German artillery and Stuka bombardment of the monastery defences was intense. The Stuka's two 250 and 500 lb bombs all found a target.

But in the end German numbers and firepower ground the Kiwis down and they were never able to engage the paras effectively enough to be of help to the increasingly beleaguered Greek defenders in the monastery. The Greeks on Monastery Hill came under intense bombardment as the Germans played their ace card - calling in a Stuka for air support. This enabled them to avoid what would have been a costly frontal assault on the heavily defended hill across open ground. Once the Kiwis withdrew, the surviving Greeks on the hill (the relentless bombardment from the mountain gun and Stuka taking out most of the rifle sections defending the monastery) had little choice but to surrender. Yet again air support provided crucial success to German para operations - its been the case in every game we've played so far, just as it was historically.

 Greek resistance on Monastery Hill finally collapses: as the German ground assault begins the defender's morale breaks and the surviving Greeks surrender.

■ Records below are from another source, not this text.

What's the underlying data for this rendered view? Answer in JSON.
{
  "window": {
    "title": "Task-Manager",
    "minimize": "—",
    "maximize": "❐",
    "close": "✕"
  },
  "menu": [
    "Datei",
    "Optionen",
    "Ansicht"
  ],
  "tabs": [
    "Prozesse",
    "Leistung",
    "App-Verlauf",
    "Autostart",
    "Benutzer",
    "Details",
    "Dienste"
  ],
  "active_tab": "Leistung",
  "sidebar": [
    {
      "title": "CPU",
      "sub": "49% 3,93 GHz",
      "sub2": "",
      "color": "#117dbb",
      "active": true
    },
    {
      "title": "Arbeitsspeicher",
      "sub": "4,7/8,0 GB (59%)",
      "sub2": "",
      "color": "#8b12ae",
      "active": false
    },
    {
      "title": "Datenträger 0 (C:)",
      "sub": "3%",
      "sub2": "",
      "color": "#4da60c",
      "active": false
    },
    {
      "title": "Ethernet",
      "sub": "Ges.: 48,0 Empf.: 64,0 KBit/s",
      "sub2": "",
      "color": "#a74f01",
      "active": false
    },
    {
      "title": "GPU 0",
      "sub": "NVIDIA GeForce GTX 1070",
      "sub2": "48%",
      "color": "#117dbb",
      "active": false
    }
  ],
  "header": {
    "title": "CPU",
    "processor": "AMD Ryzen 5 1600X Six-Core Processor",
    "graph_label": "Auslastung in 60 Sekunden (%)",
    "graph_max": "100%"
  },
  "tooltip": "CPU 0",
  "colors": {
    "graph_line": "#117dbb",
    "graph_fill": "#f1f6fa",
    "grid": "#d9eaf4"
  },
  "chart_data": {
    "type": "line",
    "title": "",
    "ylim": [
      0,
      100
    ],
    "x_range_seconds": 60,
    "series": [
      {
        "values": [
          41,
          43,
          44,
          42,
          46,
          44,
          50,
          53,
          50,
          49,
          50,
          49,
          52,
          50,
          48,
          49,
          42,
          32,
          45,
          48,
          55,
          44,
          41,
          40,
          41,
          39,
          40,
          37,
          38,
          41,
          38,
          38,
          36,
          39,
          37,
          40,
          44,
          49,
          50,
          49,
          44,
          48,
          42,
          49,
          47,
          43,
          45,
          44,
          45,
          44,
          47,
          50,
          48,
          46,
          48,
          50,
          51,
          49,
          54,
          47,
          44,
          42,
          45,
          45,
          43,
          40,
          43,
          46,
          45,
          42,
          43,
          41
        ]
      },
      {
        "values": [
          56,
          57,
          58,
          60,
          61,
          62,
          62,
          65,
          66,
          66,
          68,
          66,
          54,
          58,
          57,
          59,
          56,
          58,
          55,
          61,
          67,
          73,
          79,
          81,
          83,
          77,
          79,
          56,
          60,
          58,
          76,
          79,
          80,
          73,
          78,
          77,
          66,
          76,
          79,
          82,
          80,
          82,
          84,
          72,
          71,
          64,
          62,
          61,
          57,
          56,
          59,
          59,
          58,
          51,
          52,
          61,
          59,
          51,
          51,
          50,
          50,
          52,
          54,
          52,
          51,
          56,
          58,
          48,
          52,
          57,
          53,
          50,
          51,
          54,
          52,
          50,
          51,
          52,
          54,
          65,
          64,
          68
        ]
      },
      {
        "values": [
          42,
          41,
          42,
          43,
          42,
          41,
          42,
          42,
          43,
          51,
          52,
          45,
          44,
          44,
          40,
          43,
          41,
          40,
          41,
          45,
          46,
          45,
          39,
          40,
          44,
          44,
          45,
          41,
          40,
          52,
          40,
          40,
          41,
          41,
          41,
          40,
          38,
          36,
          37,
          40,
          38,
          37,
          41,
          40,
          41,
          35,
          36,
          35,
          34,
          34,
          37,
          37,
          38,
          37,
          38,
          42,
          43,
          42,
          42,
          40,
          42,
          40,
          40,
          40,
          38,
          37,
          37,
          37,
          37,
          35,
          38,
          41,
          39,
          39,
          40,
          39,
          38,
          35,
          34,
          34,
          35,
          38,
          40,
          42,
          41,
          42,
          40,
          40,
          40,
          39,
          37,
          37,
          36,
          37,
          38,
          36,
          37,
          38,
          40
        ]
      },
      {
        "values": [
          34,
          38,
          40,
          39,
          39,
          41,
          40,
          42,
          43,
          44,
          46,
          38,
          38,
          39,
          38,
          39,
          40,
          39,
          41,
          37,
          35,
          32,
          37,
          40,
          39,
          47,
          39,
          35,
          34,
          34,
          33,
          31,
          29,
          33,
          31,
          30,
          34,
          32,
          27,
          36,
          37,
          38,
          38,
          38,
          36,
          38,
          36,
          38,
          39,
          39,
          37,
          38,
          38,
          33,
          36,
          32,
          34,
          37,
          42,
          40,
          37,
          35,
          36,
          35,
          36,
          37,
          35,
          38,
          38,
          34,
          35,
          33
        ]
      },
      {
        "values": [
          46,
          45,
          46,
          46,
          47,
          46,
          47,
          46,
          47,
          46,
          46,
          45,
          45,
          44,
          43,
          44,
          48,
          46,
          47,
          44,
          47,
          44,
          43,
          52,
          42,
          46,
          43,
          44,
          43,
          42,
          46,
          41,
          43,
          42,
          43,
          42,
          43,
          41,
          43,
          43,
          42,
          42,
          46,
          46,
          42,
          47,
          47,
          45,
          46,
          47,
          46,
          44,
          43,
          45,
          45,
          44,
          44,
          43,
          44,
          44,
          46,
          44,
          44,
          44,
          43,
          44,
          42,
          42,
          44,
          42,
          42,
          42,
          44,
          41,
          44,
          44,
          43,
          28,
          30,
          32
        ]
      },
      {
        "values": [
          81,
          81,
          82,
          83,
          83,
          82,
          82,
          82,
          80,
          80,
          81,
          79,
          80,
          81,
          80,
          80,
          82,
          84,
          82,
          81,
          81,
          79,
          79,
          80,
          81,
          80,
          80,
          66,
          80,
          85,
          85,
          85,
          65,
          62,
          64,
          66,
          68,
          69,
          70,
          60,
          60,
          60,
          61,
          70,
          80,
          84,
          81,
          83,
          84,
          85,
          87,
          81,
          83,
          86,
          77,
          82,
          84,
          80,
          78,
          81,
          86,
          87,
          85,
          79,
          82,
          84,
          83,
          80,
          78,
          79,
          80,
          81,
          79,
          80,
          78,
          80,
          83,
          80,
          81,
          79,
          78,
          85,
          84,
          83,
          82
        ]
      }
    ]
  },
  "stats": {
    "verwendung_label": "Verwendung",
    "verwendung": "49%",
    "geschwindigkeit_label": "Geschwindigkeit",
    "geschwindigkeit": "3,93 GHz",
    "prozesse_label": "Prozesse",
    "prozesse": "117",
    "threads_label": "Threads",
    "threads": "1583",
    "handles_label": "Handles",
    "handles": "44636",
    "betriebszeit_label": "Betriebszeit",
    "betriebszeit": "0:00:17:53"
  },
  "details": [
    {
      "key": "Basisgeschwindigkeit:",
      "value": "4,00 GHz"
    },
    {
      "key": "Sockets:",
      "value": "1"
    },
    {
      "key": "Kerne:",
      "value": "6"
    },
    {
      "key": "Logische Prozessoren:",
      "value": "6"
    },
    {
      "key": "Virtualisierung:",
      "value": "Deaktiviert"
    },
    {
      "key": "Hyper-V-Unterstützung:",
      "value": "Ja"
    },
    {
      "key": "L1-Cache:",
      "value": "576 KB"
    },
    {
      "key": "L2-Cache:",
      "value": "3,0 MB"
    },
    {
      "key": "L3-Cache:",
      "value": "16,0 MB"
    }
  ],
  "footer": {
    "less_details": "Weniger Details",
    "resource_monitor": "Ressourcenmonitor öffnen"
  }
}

All the explosions in the photos are made from cotton wool wrapped around tea-lights and sprayed with black paint. I got the idea off someone's blog and they turned out pretty well I think.  Well, that's about it until the demos next weekend.  Look out for the world first debut of RifRaf Miniatures WWII Greeks.  A nice and varied selection of rifle armed Greeks in greatcoats (bit warmish for Crete but nevermind!) and also coming with a variety of French and British LMGs and HMGs - Hotchkiss and Vickers - and an unusual sit-on trench mortar (you'll have to see it to know what I mean)  There are also two guns: a Krupps 75 and a Schneider mountain gun, together with crews.  All in all, quite a reasonable selection.  We'll have to see how they go against the fearsome Fallschirmjaeger!